→ **Source records**
Start of Block

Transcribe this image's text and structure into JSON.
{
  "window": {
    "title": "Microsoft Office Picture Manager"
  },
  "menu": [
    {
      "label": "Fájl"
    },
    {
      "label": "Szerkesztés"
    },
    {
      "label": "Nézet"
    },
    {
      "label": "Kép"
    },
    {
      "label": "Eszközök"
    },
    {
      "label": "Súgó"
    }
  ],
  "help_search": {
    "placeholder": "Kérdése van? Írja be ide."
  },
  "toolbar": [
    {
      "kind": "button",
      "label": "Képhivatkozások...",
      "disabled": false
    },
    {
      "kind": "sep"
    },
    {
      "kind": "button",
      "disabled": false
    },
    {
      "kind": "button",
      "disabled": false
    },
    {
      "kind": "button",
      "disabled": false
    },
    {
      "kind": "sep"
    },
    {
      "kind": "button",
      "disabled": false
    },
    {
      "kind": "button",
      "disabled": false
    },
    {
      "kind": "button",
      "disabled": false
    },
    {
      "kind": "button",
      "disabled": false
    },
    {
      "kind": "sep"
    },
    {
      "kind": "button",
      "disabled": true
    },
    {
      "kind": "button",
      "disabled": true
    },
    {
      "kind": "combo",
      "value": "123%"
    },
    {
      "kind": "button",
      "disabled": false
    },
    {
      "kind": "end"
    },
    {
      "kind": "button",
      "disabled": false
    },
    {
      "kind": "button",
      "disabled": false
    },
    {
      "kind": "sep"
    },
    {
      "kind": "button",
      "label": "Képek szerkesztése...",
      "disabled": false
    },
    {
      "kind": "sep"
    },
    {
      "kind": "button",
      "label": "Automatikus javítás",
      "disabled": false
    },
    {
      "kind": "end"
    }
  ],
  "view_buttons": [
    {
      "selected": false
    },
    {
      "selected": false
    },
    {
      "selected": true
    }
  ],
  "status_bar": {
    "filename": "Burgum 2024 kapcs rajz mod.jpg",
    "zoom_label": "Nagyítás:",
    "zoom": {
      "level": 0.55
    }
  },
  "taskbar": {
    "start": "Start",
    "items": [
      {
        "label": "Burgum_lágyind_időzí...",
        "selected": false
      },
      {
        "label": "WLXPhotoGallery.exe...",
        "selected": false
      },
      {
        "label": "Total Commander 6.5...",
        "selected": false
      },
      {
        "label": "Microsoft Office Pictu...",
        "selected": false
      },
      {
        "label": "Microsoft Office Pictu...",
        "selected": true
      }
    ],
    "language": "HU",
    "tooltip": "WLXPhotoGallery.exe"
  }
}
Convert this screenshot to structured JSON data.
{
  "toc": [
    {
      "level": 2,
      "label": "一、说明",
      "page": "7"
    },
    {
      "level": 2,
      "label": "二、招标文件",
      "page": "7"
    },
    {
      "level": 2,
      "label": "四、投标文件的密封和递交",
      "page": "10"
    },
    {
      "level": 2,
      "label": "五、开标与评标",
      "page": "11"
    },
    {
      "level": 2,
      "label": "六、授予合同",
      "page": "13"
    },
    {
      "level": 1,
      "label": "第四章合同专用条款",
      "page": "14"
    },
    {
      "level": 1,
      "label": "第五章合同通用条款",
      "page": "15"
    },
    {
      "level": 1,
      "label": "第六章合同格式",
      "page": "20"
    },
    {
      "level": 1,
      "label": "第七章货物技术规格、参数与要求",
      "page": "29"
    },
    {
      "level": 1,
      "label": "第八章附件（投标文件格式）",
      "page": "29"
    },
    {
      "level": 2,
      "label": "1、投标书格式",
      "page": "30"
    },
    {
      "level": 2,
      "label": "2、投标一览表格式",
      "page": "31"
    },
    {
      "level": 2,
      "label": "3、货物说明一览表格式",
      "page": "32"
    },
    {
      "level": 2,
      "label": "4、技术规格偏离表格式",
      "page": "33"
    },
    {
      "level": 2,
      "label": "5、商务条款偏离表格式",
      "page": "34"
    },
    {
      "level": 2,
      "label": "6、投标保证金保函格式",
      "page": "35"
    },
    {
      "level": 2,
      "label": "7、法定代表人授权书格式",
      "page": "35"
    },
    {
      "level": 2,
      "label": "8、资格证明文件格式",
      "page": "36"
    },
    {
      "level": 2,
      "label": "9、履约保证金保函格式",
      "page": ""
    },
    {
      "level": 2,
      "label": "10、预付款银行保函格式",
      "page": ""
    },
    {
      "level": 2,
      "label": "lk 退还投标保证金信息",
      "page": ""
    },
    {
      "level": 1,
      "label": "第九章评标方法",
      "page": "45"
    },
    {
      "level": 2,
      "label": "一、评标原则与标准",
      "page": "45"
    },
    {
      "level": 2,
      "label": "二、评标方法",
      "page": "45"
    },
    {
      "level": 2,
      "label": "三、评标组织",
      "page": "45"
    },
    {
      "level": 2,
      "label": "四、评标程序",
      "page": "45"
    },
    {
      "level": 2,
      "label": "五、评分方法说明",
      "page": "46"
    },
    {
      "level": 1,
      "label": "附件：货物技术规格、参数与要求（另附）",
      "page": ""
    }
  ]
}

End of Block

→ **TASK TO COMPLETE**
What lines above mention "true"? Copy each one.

→ **WRITTEN REPLY**
      "disabled": true
      "disabled": true
      "selected": true
        "selected": true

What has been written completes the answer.